Freddy vs. Jason vs. Michael: Who’s The Real Box Office Killer?
For a long stretch between The Texas Chainsaw Massacre setting the modern standard for slasher films and Scream reviving it with a dose of cool irony, three names ruled the genre: Michael Myers, Jason Voorhees and Freddy Krueger. Including reboots and one mash-up, the three franchises have combined for 30 films and a nearly $1.3 billion in global box office (extra impressive when you consider how much of that gross came from ’80s ticket prices).
John Carpenter kicked off the slasher craze that dominated the horror genre throughout the ’80s with Halloween in 1978. Produced for only $350,000, the movie that introduced Michael Myers eventually grossed $70 million worldwide. Two years later, Friday the 13th cashed in on its success; made for $550,00, it brought in nearly $60 million globally. A Nightmare on Elm Street joined the fun in 1984. While it cost much more ($1.8 million) and made much less ($25 million) than the other two, it was more than enough to anchor a franchise.
Fans can argue over which films are better, and which character is the most iconic, but at Decider we had a different question: Who made the biggest killing where it really counted, at the box office? The numbers were frighteningly close.

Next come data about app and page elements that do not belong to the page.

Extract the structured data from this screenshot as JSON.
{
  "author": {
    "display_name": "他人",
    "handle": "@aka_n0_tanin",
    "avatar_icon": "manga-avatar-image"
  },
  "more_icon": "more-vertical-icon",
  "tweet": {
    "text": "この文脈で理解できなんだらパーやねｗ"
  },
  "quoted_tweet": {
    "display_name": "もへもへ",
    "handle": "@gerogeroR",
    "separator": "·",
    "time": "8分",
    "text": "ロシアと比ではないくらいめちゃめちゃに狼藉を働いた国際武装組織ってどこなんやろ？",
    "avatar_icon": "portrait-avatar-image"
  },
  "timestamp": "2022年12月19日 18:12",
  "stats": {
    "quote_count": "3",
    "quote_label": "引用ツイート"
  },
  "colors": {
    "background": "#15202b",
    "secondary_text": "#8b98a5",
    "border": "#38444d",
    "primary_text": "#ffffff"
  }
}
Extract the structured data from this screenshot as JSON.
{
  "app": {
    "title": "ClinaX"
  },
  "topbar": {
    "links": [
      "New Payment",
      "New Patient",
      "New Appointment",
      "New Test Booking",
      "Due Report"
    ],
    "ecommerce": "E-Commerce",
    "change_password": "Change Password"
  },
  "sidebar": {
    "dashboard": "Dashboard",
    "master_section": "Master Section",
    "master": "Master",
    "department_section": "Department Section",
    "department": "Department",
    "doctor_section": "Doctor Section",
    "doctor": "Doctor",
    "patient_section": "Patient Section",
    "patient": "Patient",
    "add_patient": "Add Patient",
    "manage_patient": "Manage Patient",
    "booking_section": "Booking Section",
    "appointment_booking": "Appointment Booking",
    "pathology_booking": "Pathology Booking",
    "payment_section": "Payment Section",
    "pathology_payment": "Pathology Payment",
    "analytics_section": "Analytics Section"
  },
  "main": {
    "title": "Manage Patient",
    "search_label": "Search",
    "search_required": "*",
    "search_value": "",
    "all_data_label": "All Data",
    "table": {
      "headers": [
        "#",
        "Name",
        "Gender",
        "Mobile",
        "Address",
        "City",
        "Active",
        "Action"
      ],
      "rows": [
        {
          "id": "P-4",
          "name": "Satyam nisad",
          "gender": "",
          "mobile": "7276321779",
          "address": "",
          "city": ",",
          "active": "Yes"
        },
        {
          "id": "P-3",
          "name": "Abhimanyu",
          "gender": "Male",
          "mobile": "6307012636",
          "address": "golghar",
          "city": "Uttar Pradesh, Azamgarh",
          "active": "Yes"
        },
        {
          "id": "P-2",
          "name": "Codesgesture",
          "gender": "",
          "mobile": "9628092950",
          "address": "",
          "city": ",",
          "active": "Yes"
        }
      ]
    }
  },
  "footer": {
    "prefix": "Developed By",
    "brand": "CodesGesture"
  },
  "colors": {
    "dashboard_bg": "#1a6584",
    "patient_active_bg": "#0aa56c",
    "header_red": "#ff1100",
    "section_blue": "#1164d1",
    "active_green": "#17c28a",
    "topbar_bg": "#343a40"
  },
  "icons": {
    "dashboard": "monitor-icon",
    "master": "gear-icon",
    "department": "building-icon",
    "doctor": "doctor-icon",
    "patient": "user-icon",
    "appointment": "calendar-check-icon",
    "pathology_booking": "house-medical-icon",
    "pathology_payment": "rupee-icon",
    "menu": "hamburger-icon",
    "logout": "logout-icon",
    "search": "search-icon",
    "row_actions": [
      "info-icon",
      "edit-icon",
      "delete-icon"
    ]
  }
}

1. Friday the 13th
Number of films: 12
Worldwide Box Office: $465,000,000
Domestic Box Office: $383,000,000
The box office crown sits atop Jason’s hockey mask. He also has the advantage of spawning the most films (especially when you consider that the fourth installment was titled The Final Chapter). Even the ninth installment in 1993, Jason Goes to Hell: The Final Friday couldn’t keep him dead. Jason X (a.k.a Jason Goes to Space in the Future) was released in 2002 to the tepid response it deserved, but the following year’s Freddy vs. Jason was a major hit. After the success of that and several newer Halloween films, a reboot in 2009 grossed respectable box office but is yet to see a sequel.
Highest Grossing Chapter: The original, by a landslide. Adjusted for inflation, it earned $120,000,000 domestically.
Lowest Grossing Chapter: Jason X. Space was unkind to the serial killer. Even adjusted for inflation, the 2002 dud barely reached $18 million and remains a total head-scratcher.
(Freddy vs. Jason is included in the film count and box office total for both franchises, but excluded from individual chapter comparisons.)
2. A Nightmare on Elm Street
Number of films: 9
Worldwide Box Office: $448,000,000
Domestic Box Office: $362,000,000
Despite having three fewer films and getting off to a slower start, Freddy wakes up right after Jason. His average take per film is the best of the three by a healthy amount. The third and fourth films in 1987 and 1988 far outperformed the first two, though the fifth installment the following year completely cratered. The series bottomed out in 1994 before Freddy vs. Jason was a hit in 2003. As with Friday the 13th, that led to a single reboot in 2010, which performed respectably.
Highest Grossing Chapter: 1988’s part four, The Dream Master, with an adjusted domestic take of over $97 million. Part three, Dream Warriors, was right behind with $93 million adjusted, but none of the other stand-alone films in the series came close to these two.
Lowest Grossing Chapter: In 1994, Wes Craven returned to the Freddy character for the first time since directing the original film. Wes Craven’s New Nightmare broke from the series continuity and took a meta approach, featuring Freddy as a horror movie character haunting the cast and crew of the movies he appeared in, not in dreams but in the real world. Despite generally good reviews, it performed the worst by far, earning only $35 million domestically, adjusted. (Though good news followed for Wes Craven and horror fans, as two years later he returned with Scream, which shared some ideas.)
Number of films: 10
Worldwide Box Office: $363,000,000
Domestic Box Office: $308,000,000
The oldest of the three franchises, Halloween has also been the most active recently, with five films since 1995, including three in the 2000s. The series continuity has taken a winding path. 1998’s 20th anniversary film Halloween: H20 brought back Jamie Lee Curtis and was a direct sequel to the first two chapters, completely ignoring the four films in between. The result was one of the series’ biggest hits, bringing in $95 million domestically, adjusted. Halloween: Resurrection built on H20‘s events in 2002, before Rob Zombie rebooted the franchise with two films in 2007 and 2009.
Highest Grossing Chapter: The original Halloween was the highest-grossing film of all three franchises by far, earning $163,000,000 domestically, adjusted for inflation.
Lowest Grossing Chapter: 1989’s Halloween 5: The Revenge of Michael Myers grossed only $24 million domestic, adjusted. It had company at the bottom, though; 1995’s Halloween: The Curse of Michael Myers did only $28 million, adjusted, before H20 got the franchise back on track three years later.
Courtesy of http://decider.com